**TASK ITEM**
Sort through the data and copy the lines holding the word "update".

------------------------------------------------

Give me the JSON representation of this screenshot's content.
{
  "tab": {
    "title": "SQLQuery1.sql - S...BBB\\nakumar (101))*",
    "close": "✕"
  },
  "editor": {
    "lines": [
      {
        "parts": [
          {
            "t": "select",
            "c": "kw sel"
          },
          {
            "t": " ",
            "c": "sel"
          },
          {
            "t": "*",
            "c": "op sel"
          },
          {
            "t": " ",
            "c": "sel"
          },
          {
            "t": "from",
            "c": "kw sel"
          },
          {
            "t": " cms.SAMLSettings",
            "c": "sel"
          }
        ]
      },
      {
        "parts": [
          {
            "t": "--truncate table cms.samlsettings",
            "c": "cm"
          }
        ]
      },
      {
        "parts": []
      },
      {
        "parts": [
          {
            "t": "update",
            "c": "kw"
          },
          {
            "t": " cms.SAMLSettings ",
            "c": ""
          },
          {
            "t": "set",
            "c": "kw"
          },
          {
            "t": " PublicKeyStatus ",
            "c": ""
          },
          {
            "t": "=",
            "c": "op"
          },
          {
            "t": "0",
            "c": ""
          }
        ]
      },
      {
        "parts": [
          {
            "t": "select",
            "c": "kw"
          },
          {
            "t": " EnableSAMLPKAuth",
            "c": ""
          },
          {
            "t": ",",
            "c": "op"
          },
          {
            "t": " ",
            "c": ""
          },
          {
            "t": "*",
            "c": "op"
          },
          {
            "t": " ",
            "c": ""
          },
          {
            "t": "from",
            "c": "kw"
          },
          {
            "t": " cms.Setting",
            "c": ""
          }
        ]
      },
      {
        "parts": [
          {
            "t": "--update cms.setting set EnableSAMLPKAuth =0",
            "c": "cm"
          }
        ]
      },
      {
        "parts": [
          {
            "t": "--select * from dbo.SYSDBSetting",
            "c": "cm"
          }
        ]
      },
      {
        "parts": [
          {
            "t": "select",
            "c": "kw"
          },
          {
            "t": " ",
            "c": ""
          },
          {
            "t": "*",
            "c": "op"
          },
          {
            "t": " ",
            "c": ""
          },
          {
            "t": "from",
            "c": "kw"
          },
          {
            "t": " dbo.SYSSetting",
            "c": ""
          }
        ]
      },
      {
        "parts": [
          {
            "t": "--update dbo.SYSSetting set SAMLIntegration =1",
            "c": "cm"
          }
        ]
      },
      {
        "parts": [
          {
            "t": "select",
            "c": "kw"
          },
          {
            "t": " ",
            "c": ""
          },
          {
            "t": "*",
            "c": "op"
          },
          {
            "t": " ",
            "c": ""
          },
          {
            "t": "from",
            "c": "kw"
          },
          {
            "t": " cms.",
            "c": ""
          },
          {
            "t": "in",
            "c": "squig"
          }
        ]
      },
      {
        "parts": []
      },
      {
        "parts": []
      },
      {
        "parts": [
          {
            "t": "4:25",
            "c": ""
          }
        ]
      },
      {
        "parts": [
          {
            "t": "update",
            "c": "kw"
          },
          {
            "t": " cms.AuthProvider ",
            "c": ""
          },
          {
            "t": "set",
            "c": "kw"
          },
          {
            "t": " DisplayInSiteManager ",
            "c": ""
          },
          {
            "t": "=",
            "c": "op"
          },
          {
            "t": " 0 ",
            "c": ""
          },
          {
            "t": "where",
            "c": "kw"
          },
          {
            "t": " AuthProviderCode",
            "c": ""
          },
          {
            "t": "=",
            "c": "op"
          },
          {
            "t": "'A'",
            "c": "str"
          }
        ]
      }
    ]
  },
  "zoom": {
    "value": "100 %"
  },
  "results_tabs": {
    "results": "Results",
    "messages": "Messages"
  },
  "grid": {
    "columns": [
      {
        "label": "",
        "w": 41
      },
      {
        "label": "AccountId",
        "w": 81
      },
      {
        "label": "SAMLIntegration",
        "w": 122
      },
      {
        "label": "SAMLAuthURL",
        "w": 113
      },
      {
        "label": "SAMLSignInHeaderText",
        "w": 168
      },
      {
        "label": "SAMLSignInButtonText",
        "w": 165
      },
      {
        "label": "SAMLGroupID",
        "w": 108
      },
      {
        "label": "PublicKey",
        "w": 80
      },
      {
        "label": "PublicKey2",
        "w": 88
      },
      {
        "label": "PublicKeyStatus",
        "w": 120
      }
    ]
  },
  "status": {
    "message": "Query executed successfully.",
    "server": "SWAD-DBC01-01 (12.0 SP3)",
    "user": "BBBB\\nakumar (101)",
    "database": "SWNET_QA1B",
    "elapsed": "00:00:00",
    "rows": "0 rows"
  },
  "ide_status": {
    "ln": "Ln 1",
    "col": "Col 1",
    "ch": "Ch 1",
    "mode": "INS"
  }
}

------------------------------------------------

**SOLUTION**
            "t": "update",
            "t": "--update cms.setting set EnableSAMLPKAuth =0",
            "t": "--update dbo.SYSSetting set SAMLIntegration =1",
            "t": "update",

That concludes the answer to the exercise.